U.S. Classification257/53, 136/258, 136/255, 257/55, 257/56, 257/656, 257/458
International ClassificationH01L31/052, H01L31/20, H01L31/04, H01L31/075
Cooperative ClassificationH01L31/056, Y02E10/52, H01L31/204, Y02E10/548, H01L31/065, H01L31/075
European ClassificationH01L31/065, H01L31/075, H01L31/052B4, H01L31/20B2
Legal Events
DateCodeEventDescription
Dec 27, 1993ASAssignment
Owner name: CANON KABUSHIKI KAISHA, JAPAN
Free format text: ASSIGNMENT OF ASSIGNORS INTEREST;ASSIGNORS:SAITO, KEISHI;AOIKE, TATSUYUKI;SANO, MASAFUMI;AND OTHERS;REEL/FRAME:006854/0659
Effective date: 19931215
May 20, 1997CCCertificate of correction
Mar 27, 2000FPAYFee payment
Year of fee payment: 4
Apr 28, 2004REMIMaintenance fee reminder mailed
Oct 8, 2004LAPSLapse for failure to pay maintenance fees

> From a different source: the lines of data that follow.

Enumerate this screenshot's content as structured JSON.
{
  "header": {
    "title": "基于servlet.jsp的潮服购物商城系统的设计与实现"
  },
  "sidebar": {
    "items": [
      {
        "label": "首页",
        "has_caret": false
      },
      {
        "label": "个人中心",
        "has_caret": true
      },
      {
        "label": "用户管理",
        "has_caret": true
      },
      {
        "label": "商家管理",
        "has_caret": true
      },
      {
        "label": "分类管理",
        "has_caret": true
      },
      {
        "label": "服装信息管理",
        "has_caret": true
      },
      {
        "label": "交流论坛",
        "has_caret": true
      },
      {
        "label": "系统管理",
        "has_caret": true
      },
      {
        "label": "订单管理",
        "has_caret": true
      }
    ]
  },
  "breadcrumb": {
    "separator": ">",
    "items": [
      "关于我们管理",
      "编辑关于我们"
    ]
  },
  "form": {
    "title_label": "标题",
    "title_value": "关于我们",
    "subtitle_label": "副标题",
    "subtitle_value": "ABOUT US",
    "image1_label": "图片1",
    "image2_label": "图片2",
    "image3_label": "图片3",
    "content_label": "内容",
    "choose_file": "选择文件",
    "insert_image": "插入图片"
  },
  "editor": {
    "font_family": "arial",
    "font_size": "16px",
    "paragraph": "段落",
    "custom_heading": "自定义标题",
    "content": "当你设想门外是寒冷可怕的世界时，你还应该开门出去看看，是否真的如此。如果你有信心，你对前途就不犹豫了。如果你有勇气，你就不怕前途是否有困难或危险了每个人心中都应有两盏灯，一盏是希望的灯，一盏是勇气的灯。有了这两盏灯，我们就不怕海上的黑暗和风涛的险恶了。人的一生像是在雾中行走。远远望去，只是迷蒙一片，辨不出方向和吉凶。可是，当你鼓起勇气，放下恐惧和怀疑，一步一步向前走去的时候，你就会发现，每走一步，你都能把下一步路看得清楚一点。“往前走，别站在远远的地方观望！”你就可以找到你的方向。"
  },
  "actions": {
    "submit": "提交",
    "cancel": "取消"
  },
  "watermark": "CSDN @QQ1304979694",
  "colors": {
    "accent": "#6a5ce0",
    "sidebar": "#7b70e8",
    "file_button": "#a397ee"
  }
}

Dec 7, 2004FPExpired due to failure to pay maintenance fee
Effective date: 20041008